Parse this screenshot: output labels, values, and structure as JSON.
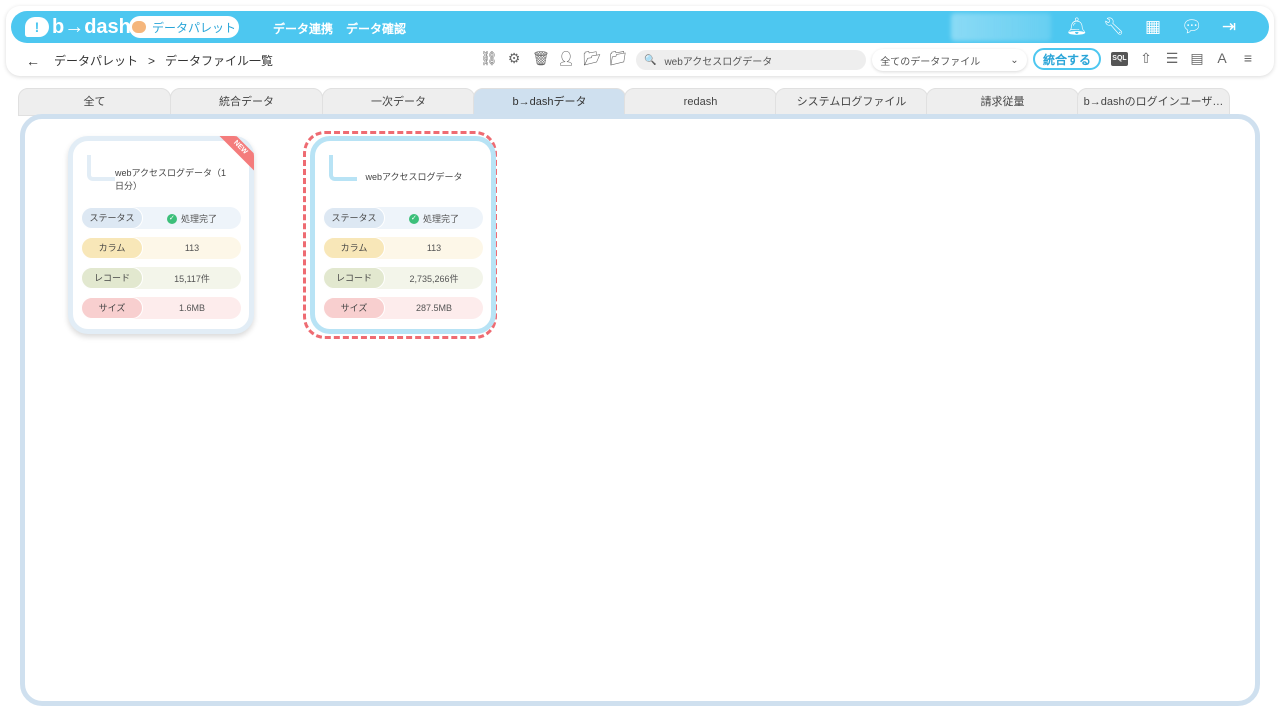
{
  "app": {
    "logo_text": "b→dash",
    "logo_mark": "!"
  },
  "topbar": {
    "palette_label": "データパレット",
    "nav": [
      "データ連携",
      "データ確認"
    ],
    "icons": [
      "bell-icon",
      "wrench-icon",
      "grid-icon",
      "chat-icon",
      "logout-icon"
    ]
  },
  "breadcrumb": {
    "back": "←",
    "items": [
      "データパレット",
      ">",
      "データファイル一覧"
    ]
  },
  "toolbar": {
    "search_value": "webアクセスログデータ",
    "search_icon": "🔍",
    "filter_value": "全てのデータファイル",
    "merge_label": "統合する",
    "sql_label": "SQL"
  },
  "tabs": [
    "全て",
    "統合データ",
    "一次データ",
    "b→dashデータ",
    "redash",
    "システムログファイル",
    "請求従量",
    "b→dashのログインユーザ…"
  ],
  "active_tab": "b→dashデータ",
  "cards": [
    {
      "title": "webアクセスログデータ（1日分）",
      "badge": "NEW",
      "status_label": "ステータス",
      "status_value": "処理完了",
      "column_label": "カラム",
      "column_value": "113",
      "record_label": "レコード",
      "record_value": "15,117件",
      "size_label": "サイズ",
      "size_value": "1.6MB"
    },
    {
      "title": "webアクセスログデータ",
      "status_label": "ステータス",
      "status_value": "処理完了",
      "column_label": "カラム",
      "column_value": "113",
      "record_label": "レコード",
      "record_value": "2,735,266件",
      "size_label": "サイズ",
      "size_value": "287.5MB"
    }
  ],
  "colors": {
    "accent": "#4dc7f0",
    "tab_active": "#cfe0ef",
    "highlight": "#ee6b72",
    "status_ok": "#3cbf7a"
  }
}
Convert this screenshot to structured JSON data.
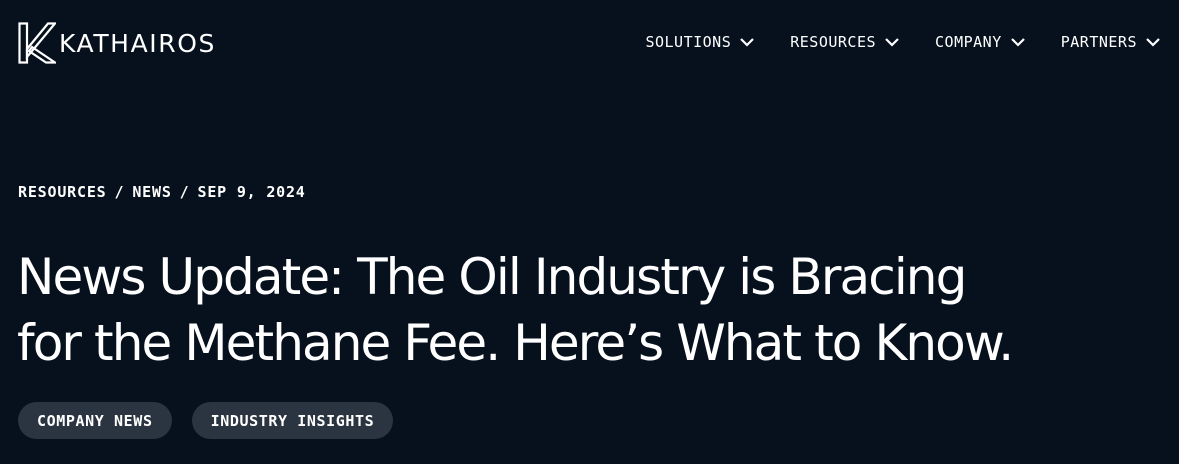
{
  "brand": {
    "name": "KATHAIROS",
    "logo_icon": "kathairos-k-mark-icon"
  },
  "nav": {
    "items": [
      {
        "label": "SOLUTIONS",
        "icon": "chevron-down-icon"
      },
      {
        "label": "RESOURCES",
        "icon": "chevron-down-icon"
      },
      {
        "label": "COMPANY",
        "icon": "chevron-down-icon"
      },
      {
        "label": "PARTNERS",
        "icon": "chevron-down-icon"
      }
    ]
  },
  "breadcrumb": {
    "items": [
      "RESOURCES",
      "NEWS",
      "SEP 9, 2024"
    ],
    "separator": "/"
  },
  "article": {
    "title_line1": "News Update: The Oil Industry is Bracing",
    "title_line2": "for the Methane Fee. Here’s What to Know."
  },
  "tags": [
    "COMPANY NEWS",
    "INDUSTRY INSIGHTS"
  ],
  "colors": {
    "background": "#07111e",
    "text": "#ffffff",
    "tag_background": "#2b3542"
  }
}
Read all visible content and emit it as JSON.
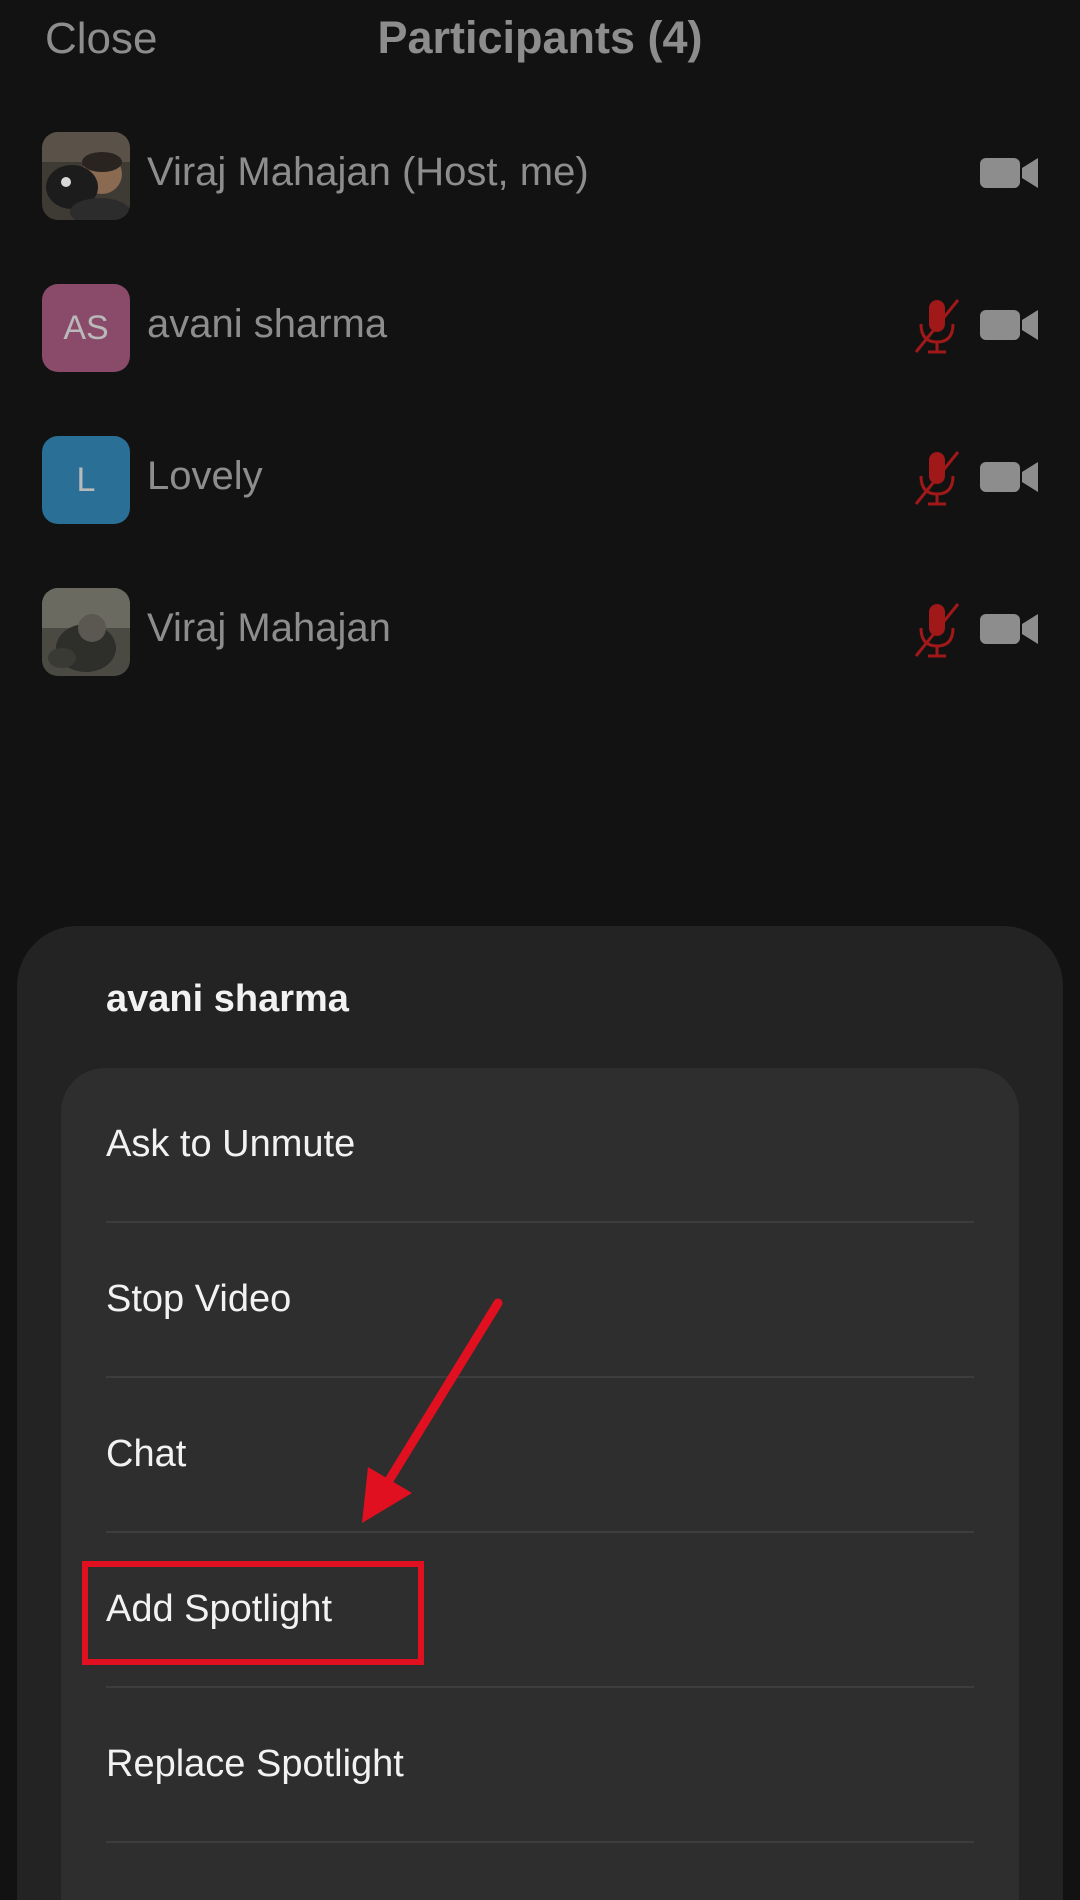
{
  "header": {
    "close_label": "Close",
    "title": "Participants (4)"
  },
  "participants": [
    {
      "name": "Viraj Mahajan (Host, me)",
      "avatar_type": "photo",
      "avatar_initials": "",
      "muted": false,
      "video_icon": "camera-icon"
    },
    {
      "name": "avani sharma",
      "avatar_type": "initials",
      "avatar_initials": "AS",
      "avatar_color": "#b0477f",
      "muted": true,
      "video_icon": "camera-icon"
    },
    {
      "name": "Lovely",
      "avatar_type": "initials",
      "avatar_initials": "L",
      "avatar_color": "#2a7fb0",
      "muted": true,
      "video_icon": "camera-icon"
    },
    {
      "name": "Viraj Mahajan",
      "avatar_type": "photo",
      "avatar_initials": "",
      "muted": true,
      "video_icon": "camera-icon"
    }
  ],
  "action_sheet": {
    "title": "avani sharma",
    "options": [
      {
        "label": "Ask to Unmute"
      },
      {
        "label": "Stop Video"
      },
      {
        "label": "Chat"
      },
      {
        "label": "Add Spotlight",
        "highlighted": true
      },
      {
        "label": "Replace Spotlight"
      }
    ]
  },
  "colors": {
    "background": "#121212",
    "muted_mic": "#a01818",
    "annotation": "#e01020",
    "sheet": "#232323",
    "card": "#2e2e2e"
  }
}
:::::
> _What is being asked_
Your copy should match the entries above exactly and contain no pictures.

> _Output of the exercise_
Parse this screenshot: output labels, values, and structure as JSON.
{
  "app": {
    "logo_text": "b→dash",
    "logo_mark": "!"
  },
  "topbar": {
    "palette_label": "データパレット",
    "nav": [
      "データ連携",
      "データ確認"
    ],
    "icons": [
      "bell-icon",
      "wrench-icon",
      "grid-icon",
      "chat-icon",
      "logout-icon"
    ]
  },
  "breadcrumb": {
    "back": "←",
    "items": [
      "データパレット",
      ">",
      "データファイル一覧"
    ]
  },
  "toolbar": {
    "search_value": "webアクセスログデータ",
    "search_icon": "🔍",
    "filter_value": "全てのデータファイル",
    "merge_label": "統合する",
    "sql_label": "SQL"
  },
  "tabs": [
    "全て",
    "統合データ",
    "一次データ",
    "b→dashデータ",
    "redash",
    "システムログファイル",
    "請求従量",
    "b→dashのログインユーザ…"
  ],
  "active_tab": "b→dashデータ",
  "cards": [
    {
      "title": "webアクセスログデータ（1日分）",
      "badge": "NEW",
      "status_label": "ステータス",
      "status_value": "処理完了",
      "column_label": "カラム",
      "column_value": "113",
      "record_label": "レコード",
      "record_value": "15,117件",
      "size_label": "サイズ",
      "size_value": "1.6MB"
    },
    {
      "title": "webアクセスログデータ",
      "status_label": "ステータス",
      "status_value": "処理完了",
      "column_label": "カラム",
      "column_value": "113",
      "record_label": "レコード",
      "record_value": "2,735,266件",
      "size_label": "サイズ",
      "size_value": "287.5MB"
    }
  ],
  "colors": {
    "accent": "#4dc7f0",
    "tab_active": "#cfe0ef",
    "highlight": "#ee6b72",
    "status_ok": "#3cbf7a"
  }
}
Convert this screenshot to structured JSON data.
{
  "brand": {
    "name": "KATHAIROS",
    "logo_icon": "kathairos-k-mark-icon"
  },
  "nav": {
    "items": [
      {
        "label": "SOLUTIONS",
        "icon": "chevron-down-icon"
      },
      {
        "label": "RESOURCES",
        "icon": "chevron-down-icon"
      },
      {
        "label": "COMPANY",
        "icon": "chevron-down-icon"
      },
      {
        "label": "PARTNERS",
        "icon": "chevron-down-icon"
      }
    ]
  },
  "breadcrumb": {
    "items": [
      "RESOURCES",
      "NEWS",
      "SEP 9, 2024"
    ],
    "separator": "/"
  },
  "article": {
    "title_line1": "News Update: The Oil Industry is Bracing",
    "title_line2": "for the Methane Fee. Here’s What to Know."
  },
  "tags": [
    "COMPANY NEWS",
    "INDUSTRY INSIGHTS"
  ],
  "colors": {
    "background": "#07111e",
    "text": "#ffffff",
    "tag_background": "#2b3542"
  }
}
Read all visible content and emit it as JSON.
{
  "header": {
    "close_label": "Close",
    "title": "Participants (4)"
  },
  "participants": [
    {
      "name": "Viraj Mahajan (Host, me)",
      "avatar_type": "photo",
      "avatar_initials": "",
      "muted": false,
      "video_icon": "camera-icon"
    },
    {
      "name": "avani sharma",
      "avatar_type": "initials",
      "avatar_initials": "AS",
      "avatar_color": "#b0477f",
      "muted": true,
      "video_icon": "camera-icon"
    },
    {
      "name": "Lovely",
      "avatar_type": "initials",
      "avatar_initials": "L",
      "avatar_color": "#2a7fb0",
      "muted": true,
      "video_icon": "camera-icon"
    },
    {
      "name": "Viraj Mahajan",
      "avatar_type": "photo",
      "avatar_initials": "",
      "muted": true,
      "video_icon": "camera-icon"
    }
  ],
  "action_sheet": {
    "title": "avani sharma",
    "options": [
      {
        "label": "Ask to Unmute"
      },
      {
        "label": "Stop Video"
      },
      {
        "label": "Chat"
      },
      {
        "label": "Add Spotlight",
        "highlighted": true
      },
      {
        "label": "Replace Spotlight"
      }
    ]
  },
  "colors": {
    "background": "#121212",
    "muted_mic": "#a01818",
    "annotation": "#e01020",
    "sheet": "#232323",
    "card": "#2e2e2e"
  }
}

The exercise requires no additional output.